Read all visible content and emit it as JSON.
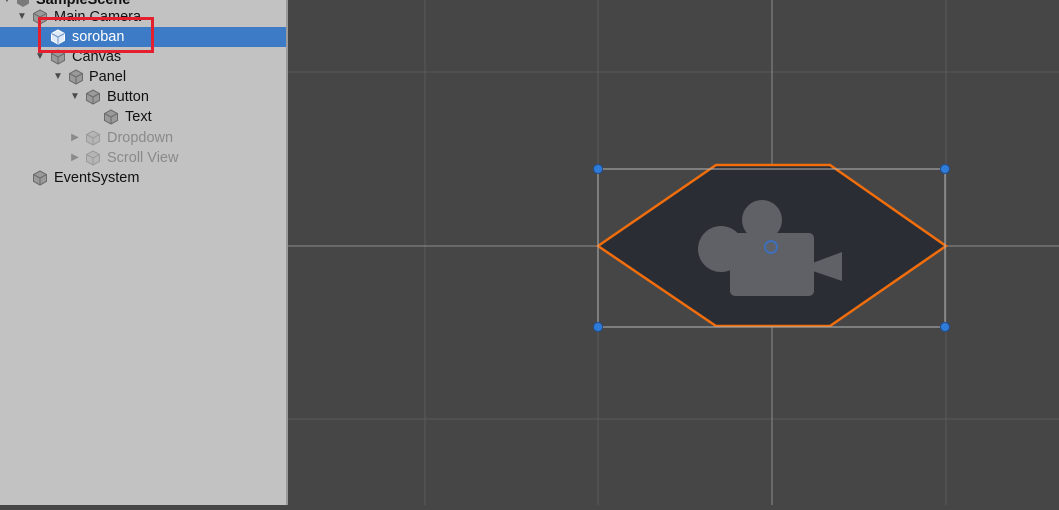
{
  "hierarchy": {
    "scene_name": "SampleScene",
    "items": [
      {
        "label": "Main Camera",
        "depth": 1,
        "expanded": true,
        "selected": false,
        "inactive": false
      },
      {
        "label": "soroban",
        "depth": 2,
        "selected": true,
        "inactive": false
      },
      {
        "label": "Canvas",
        "depth": 1,
        "expanded": true,
        "selected": false,
        "inactive": false
      },
      {
        "label": "Panel",
        "depth": 2,
        "expanded": true,
        "selected": false,
        "inactive": false
      },
      {
        "label": "Button",
        "depth": 3,
        "expanded": true,
        "selected": false,
        "inactive": false
      },
      {
        "label": "Text",
        "depth": 4,
        "selected": false,
        "inactive": false
      },
      {
        "label": "Dropdown",
        "depth": 3,
        "expanded": false,
        "selected": false,
        "inactive": true
      },
      {
        "label": "Scroll View",
        "depth": 3,
        "expanded": false,
        "selected": false,
        "inactive": true
      },
      {
        "label": "EventSystem",
        "depth": 0,
        "selected": false,
        "inactive": false
      }
    ]
  },
  "scene_view": {
    "background": "#464646",
    "grid_color": "#5a5a5a",
    "selection_outline": "#f26d0c",
    "handle_color": "#2f7bd8",
    "gizmo_icon": "camera-icon"
  },
  "colors": {
    "hierarchy_bg": "#c2c2c2",
    "selection_bg": "#3e7bc6",
    "annotation_box": "#e5202e"
  }
}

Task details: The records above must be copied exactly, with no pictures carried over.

Task result:
Read all visible content and emit it as JSON.
{
  "hierarchy": {
    "scene_name": "SampleScene",
    "items": [
      {
        "label": "Main Camera",
        "depth": 1,
        "expanded": true,
        "selected": false,
        "inactive": false
      },
      {
        "label": "soroban",
        "depth": 2,
        "selected": true,
        "inactive": false
      },
      {
        "label": "Canvas",
        "depth": 1,
        "expanded": true,
        "selected": false,
        "inactive": false
      },
      {
        "label": "Panel",
        "depth": 2,
        "expanded": true,
        "selected": false,
        "inactive": false
      },
      {
        "label": "Button",
        "depth": 3,
        "expanded": true,
        "selected": false,
        "inactive": false
      },
      {
        "label": "Text",
        "depth": 4,
        "selected": false,
        "inactive": false
      },
      {
        "label": "Dropdown",
        "depth": 3,
        "expanded": false,
        "selected": false,
        "inactive": true
      },
      {
        "label": "Scroll View",
        "depth": 3,
        "expanded": false,
        "selected": false,
        "inactive": true
      },
      {
        "label": "EventSystem",
        "depth": 0,
        "selected": false,
        "inactive": false
      }
    ]
  },
  "scene_view": {
    "background": "#464646",
    "grid_color": "#5a5a5a",
    "selection_outline": "#f26d0c",
    "handle_color": "#2f7bd8",
    "gizmo_icon": "camera-icon"
  },
  "colors": {
    "hierarchy_bg": "#c2c2c2",
    "selection_bg": "#3e7bc6",
    "annotation_box": "#e5202e"
  }
}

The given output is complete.